It’s hard also for EQI to turn to bigger players in the sector for tips on developing a sustainable model. “Our perception of travel is very different. Theirs is a cookie-cutter [approach],” Neamatalla says, contrasting his lodges with the hotel chains that dominate the region. “If you read the travel books of the 1920s, you see a traveler who is expecting nothing. He’s ready for surprises, for adventures, for the unknown. Today, people travel to the known, and this takes away from the experience…. This is how we differentiate ourselves.”
Marketing at Adrère Amellal simply involves inviting tour operators and other key people to be guests at the lodge and relying on word of mouth. Mass marketing is out of the question for small and mid-sized enterprises like EQI, not only due to prohibitive costs, but also the need to limit the number of visitors in their protected areas.
Barriers to development range from the lack of infrastructure to the public sector’s low understanding of eco-tourism to the high risk of failure. The latter is perhaps the greatest threat: Most eco-lodges are small and mid-sized enterprises that face an 80% failure rate. In addition, tourism is highly correlated with the political stability and security of a region, a particularly tricky issue to address amid the volatility of the Middle East.
Pointing the Way

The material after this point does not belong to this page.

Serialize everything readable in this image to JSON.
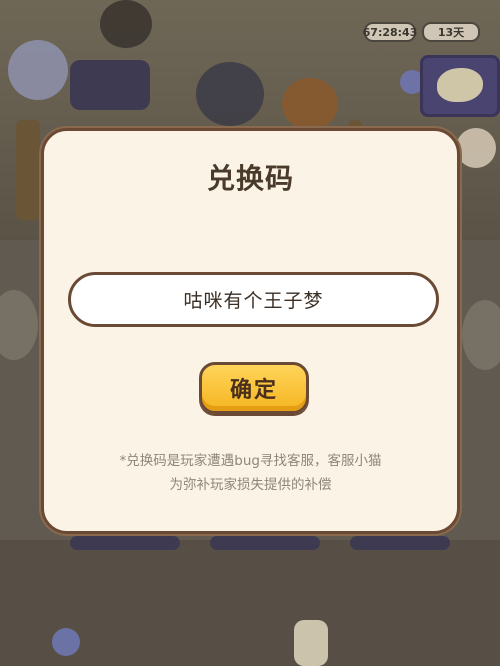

While Siwa’s environmental impact – negative or positive – is open to debate, it’s hard to argue with the fact that Neamatalla has created a new and sustainable model for tourism development in the Middle East. But how much of EQI’s success is personality driven? The lodge is essentially synonymous with the larger-than-life personality of its founder. Erudite and charming, Neamatalla – who received a PhD in environmental health and quality management from Columbia University – mesmerizes guests in fluent English, French and Arabic with his vast knowledge of philosophy, economics and politics. It’s also not unusual to find him on walks in Siwa or in deep discussion with the lodge’s staff, offering his advice as well as getting their feedback. In addition, he is well-connected, counting ambassadors, billionaire businessmen and artists – Siwa’s target clientele – as friends and associates. In other words, Neamatalla is a tourist attraction in his own right.
If awareness about the environment is slowly changing in the Middle East, Neamatalla, with his extensive network, is surely one of the reasons why. Government and popular support for environmental sustainability in the region must change before Siwa’s success can be replicated. Unfortunately, the oasis is not enjoyed by a broad enough cross-section of Egyptian society to drive meaningful change in public attitudes. But there are signs that these attitudes are changing and that Siwa can be a model for future eco-tourisms ventures.
This article was written by Nadim Alameddine, Nushin Alloo, Claire Johnson and Will Rasmussen, members of the Lauder Institute at the Wharton School